Work instructions → I need all of the entries printed exactly.
--- Information shown ---
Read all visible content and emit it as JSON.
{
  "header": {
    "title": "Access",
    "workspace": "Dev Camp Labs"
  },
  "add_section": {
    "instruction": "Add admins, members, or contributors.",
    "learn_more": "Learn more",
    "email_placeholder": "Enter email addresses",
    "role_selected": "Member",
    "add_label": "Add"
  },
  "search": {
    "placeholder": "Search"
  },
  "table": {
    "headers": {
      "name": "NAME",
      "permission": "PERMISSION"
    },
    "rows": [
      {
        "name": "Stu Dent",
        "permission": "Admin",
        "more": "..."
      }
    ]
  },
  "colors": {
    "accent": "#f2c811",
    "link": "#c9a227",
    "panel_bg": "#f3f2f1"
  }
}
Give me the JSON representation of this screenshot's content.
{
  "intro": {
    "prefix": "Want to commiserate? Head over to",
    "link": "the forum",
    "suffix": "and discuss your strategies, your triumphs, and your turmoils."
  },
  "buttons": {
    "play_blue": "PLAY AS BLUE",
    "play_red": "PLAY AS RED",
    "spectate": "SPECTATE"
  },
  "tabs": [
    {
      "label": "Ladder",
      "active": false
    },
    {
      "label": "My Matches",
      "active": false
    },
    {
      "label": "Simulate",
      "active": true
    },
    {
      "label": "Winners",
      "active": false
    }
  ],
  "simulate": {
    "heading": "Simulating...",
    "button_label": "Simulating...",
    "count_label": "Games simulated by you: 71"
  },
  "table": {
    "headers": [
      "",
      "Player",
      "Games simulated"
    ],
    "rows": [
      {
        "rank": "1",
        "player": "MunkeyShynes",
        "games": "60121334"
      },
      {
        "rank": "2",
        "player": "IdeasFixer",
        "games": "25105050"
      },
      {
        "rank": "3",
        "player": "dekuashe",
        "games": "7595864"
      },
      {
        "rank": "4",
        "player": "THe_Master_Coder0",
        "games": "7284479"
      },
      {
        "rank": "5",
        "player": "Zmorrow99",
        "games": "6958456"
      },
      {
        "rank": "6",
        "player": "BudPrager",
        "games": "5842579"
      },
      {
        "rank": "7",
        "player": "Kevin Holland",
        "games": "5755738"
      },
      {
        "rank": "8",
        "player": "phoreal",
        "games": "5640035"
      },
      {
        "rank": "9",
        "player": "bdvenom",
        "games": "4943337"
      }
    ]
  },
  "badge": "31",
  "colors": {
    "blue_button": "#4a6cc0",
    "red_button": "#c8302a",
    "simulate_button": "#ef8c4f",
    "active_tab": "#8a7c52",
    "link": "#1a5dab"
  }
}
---
Finished task →
Read all visible content and emit it as JSON.
{
  "header": {
    "title": "Access",
    "workspace": "Dev Camp Labs"
  },
  "add_section": {
    "instruction": "Add admins, members, or contributors.",
    "learn_more": "Learn more",
    "email_placeholder": "Enter email addresses",
    "role_selected": "Member",
    "add_label": "Add"
  },
  "search": {
    "placeholder": "Search"
  },
  "table": {
    "headers": {
      "name": "NAME",
      "permission": "PERMISSION"
    },
    "rows": [
      {
        "name": "Stu Dent",
        "permission": "Admin",
        "more": "..."
      }
    ]
  },
  "colors": {
    "accent": "#f2c811",
    "link": "#c9a227",
    "panel_bg": "#f3f2f1"
  }
}
Give me the JSON representation of this screenshot's content.
{
  "intro": {
    "prefix": "Want to commiserate? Head over to",
    "link": "the forum",
    "suffix": "and discuss your strategies, your triumphs, and your turmoils."
  },
  "buttons": {
    "play_blue": "PLAY AS BLUE",
    "play_red": "PLAY AS RED",
    "spectate": "SPECTATE"
  },
  "tabs": [
    {
      "label": "Ladder",
      "active": false
    },
    {
      "label": "My Matches",
      "active": false
    },
    {
      "label": "Simulate",
      "active": true
    },
    {
      "label": "Winners",
      "active": false
    }
  ],
  "simulate": {
    "heading": "Simulating...",
    "button_label": "Simulating...",
    "count_label": "Games simulated by you: 71"
  },
  "table": {
    "headers": [
      "",
      "Player",
      "Games simulated"
    ],
    "rows": [
      {
        "rank": "1",
        "player": "MunkeyShynes",
        "games": "60121334"
      },
      {
        "rank": "2",
        "player": "IdeasFixer",
        "games": "25105050"
      },
      {
        "rank": "3",
        "player": "dekuashe",
        "games": "7595864"
      },
      {
        "rank": "4",
        "player": "THe_Master_Coder0",
        "games": "7284479"
      },
      {
        "rank": "5",
        "player": "Zmorrow99",
        "games": "6958456"
      },
      {
        "rank": "6",
        "player": "BudPrager",
        "games": "5842579"
      },
      {
        "rank": "7",
        "player": "Kevin Holland",
        "games": "5755738"
      },
      {
        "rank": "8",
        "player": "phoreal",
        "games": "5640035"
      },
      {
        "rank": "9",
        "player": "bdvenom",
        "games": "4943337"
      }
    ]
  },
  "badge": "31",
  "colors": {
    "blue_button": "#4a6cc0",
    "red_button": "#c8302a",
    "simulate_button": "#ef8c4f",
    "active_tab": "#8a7c52",
    "link": "#1a5dab"
  }
}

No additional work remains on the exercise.